■ **TO DO**: Every line of the records that holds the word "subtitle" should be copied out.
#### THE DATA
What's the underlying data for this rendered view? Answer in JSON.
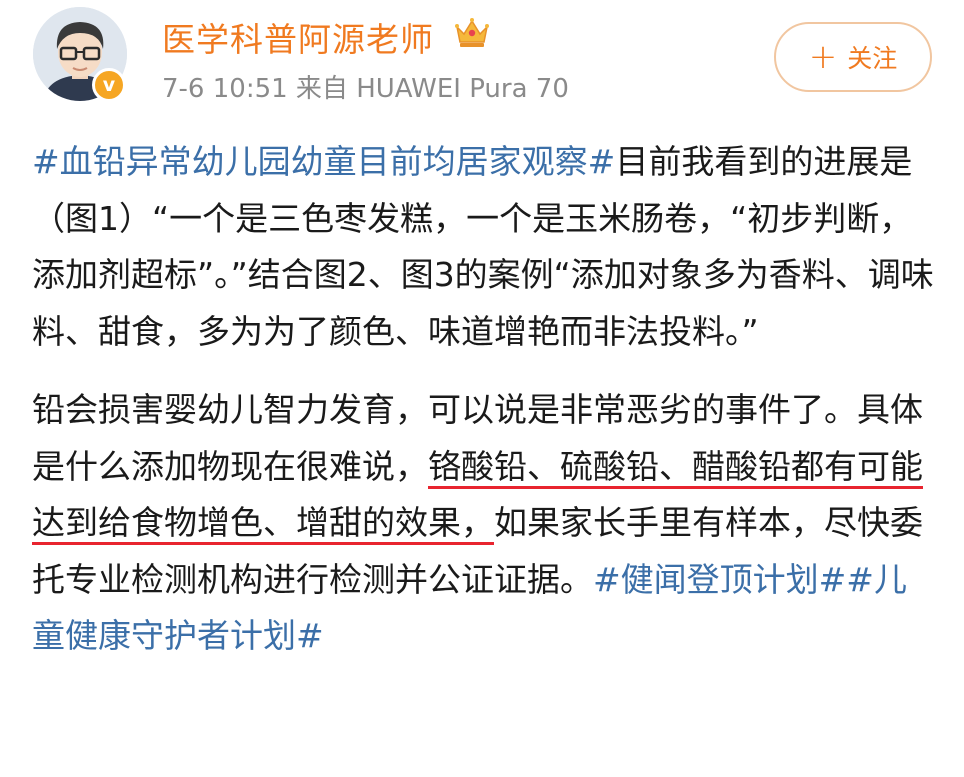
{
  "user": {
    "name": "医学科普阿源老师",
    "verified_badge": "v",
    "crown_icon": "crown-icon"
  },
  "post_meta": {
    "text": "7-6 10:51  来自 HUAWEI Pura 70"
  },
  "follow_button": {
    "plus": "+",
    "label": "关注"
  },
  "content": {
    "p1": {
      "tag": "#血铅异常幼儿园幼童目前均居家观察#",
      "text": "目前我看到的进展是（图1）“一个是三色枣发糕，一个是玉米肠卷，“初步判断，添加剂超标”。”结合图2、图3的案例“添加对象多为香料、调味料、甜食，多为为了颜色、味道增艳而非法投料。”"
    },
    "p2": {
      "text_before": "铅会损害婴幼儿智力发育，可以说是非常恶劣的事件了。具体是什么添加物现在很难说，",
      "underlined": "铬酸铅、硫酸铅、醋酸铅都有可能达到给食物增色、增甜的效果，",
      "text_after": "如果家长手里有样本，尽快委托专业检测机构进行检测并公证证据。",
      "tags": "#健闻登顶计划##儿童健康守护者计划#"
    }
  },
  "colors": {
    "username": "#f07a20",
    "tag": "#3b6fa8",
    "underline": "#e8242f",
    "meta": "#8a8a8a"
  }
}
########
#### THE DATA
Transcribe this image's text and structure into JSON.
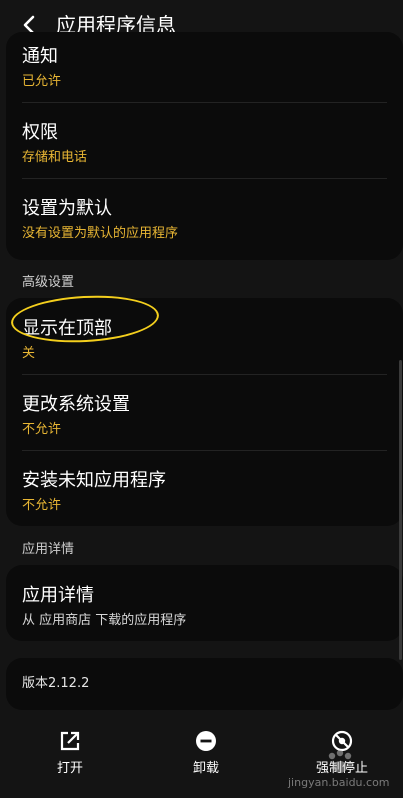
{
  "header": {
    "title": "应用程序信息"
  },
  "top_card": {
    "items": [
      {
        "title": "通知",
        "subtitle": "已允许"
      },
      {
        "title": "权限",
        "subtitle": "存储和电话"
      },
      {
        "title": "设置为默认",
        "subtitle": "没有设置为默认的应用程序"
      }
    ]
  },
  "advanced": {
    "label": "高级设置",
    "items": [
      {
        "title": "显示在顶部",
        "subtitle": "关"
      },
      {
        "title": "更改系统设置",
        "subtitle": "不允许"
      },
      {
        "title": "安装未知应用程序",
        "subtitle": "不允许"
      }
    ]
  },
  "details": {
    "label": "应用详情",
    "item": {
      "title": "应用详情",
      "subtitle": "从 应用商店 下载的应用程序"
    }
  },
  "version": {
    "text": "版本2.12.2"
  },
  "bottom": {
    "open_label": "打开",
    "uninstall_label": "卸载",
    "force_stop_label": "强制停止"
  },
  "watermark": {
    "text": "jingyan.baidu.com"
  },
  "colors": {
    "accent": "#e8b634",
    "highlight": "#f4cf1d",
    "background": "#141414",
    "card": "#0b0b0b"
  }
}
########
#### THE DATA
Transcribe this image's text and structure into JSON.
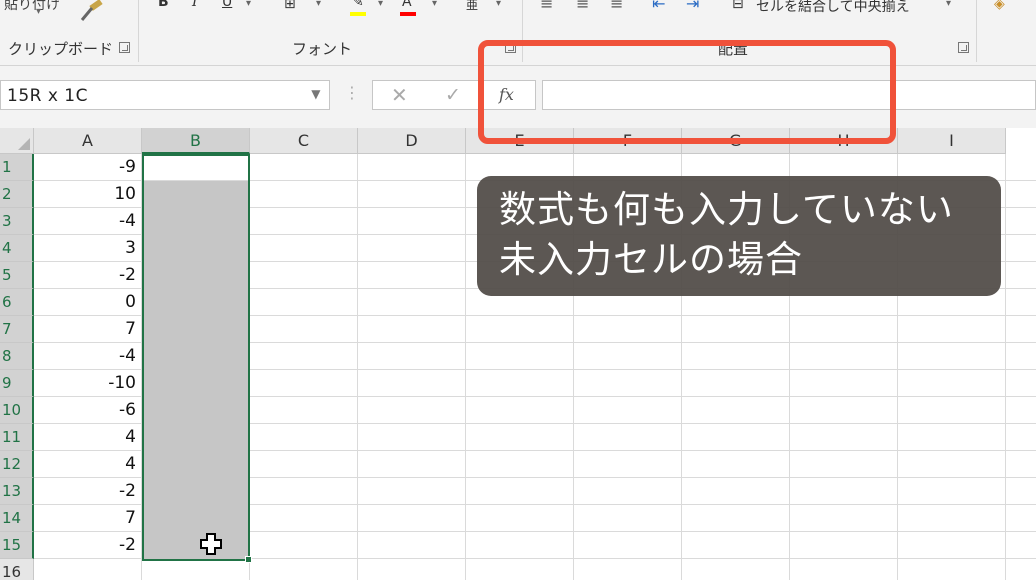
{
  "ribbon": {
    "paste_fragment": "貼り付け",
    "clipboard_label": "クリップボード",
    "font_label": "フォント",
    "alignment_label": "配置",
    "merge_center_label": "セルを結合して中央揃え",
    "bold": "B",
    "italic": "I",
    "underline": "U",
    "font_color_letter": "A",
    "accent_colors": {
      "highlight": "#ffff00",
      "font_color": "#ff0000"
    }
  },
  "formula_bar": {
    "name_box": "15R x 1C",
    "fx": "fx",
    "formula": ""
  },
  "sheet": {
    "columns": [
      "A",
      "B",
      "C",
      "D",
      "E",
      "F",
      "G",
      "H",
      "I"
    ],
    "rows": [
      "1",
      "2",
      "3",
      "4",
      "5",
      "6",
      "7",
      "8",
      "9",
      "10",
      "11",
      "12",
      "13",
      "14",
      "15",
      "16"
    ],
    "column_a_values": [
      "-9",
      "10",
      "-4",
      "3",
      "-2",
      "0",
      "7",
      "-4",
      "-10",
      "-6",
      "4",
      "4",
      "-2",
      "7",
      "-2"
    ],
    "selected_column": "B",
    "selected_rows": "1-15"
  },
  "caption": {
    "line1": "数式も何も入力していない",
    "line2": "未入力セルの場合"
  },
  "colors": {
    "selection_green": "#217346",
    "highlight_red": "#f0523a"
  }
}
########
■ **EXERCISE RESPONSE**:
        "subtitle": "已允许"
        "subtitle": "存储和电话"
        "subtitle": "没有设置为默认的应用程序"
        "subtitle": "关"
        "subtitle": "不允许"
        "subtitle": "不允许"
      "subtitle": "从 应用商店 下载的应用程序"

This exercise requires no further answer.